2020 Open Days and Tours
We are pleased to say that as we have been able to raise the funds to complete the building work needed in the Beam Engine House that we are able to confirm our 2020 event programme.
View our 'Visit Us' page for full information.
Sir Joseph Bazalgette
28th March 1819 - 15th March 1891
Sir Joseph Bazalgette made the single biggest contribution to the health of Victorian Londoners. It is because of his work that the Thames is now the cleanest metropolitan river in the world. He constructed an extensive network of 82 miles of enclosed sewers culminating on the south side of the river at the amazing Crossness Pumping Station which was opened in 1865 and features some of the most spectacular ornamental cast ironwork.

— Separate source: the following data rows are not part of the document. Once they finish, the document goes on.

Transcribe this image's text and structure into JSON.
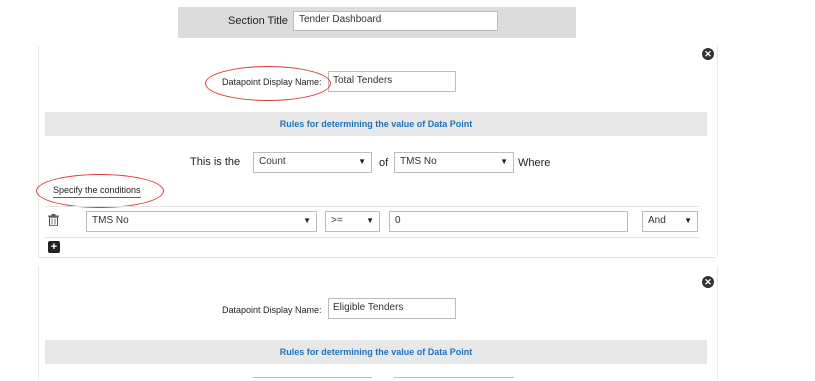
{
  "section": {
    "title_label": "Section Title",
    "title_value": "Tender Dashboard"
  },
  "datapoints": [
    {
      "display_name_label": "Datapoint Display Name:",
      "display_name_value": "Total Tenders",
      "rules_heading": "Rules for determining the value of Data Point",
      "sentence_prefix": "This is the",
      "aggregate": "Count",
      "of_label": "of",
      "field": "TMS No",
      "where_label": "Where",
      "conditions_label": "Specify the conditions",
      "conditions": [
        {
          "field": "TMS No",
          "operator": ">=",
          "value": "0",
          "joiner": "And"
        }
      ]
    },
    {
      "display_name_label": "Datapoint Display Name:",
      "display_name_value": "Eligible Tenders",
      "rules_heading": "Rules for determining the value of Data Point"
    }
  ],
  "icons": {
    "close": "close-icon",
    "trash": "trash-icon",
    "add": "plus-square-icon",
    "resize": "resize-cursor-icon",
    "dropdown": "caret-down-icon"
  },
  "colors": {
    "accent": "#1e73be",
    "annotation": "#d83a3a",
    "title_bar": "#dcdcdc",
    "rules_bar": "#e8e8e8"
  }
}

The site has been lovingly restored by a dedicated team of volunteers, which includes one of the engines, ‘Prince Consort’which is fully operational and has been said to be the largest rotative beam engine in the world. Crossness was open to the public on specified days during the year until a building problem occurred in 2017 and the museum had to close and the restoration work cease. Although there is still a lot of work to do, the pumping station is now able to open for their 2019 event programme starting this month. It is tremendous that this coincides with the momentous occasion of the 200th anniversary of the birth of Sir Joseph Bazalgette on the 28th March 2019.
The pumping station would not have been able to open without the financial help given by their generous individual supporters plus the significant financial help given by Thames Water and Cory Riverside Energy. In addition, Historic England and the London Borough of Bexley have also given invaluable guidance and support to enable the building to re-open to the public and the restoration work to continue. Sir Joseph Bazalgette saved London and these generous supporters have saved Crossness.Emily Gee, Historic England’s Regional Director for London and the South East, said:
“We are delighted that the Grade I listed Crossness Pumping Station in London’s Abbey Wood is open to the public once again, marking the 200th anniversary of the birth of Sir Joseph Bazalgette, the Victorian engineering mastermind and public health visionary who designed London’s sewerage system in the mid-19th century. The new underground system helped to save the capital’s inhabitants from further cholera epidemics and other diseases.
“Through grant-funding and our team’s expert advice, we have supported repair and restoration work at Crossness for more than a decade. The pumping station, which opened in 1865, is both beautiful and a brilliant piece of engineering – and nothing quite like it still stands.
“It’s splendid architectural presence reminds us of the important tradition of high quality engineering and design responses in addressing major infrastructure projects in London today.”
Crossness Pumping Station - How We Are Funded
All the money received by the Trust is used to further its primary objectives of conserving and maintaining the buildings engines and site and making them accessible to the public.
Our primary sources of funding are:
Visitors- paying for admission, buying refreshments and items from the shop.
Donations – from individuals keen to support the work of the Trust.
Membership - you can join for a year as an individual or family. Corporate memberships and Life memberships are also available.
Gift Aid - We encourage those who pay income tax to also sign a Gift Aid declaration when appropriate (usually on admissions and donations) which allows us to claim an additional 25% from HMRC against the income received.
Grants – Grants from organisations such as Historic England, the Homes and Communities Agency and the Heritage Lottery Fund have allowed us to undertake major projects that we just would not be able to finance without their support.
Landfill Communities Fund (LCF) – The Trust is registered as an environmental body. This gives us access to funding through the LCF which uses an element of the taxation incurred by companies using landfill sites. Companies providing grants for projects through this scheme usually require the Trust to find 10% of the cost from other sources. We do this by either seeking a donation specific to the project or by using our own funds derived from visits or general donations.
Filming – we get a significant income from making the site available for both feature films and television programmes.
PRESERVING AN INDUSTRIAL CATHEDRAL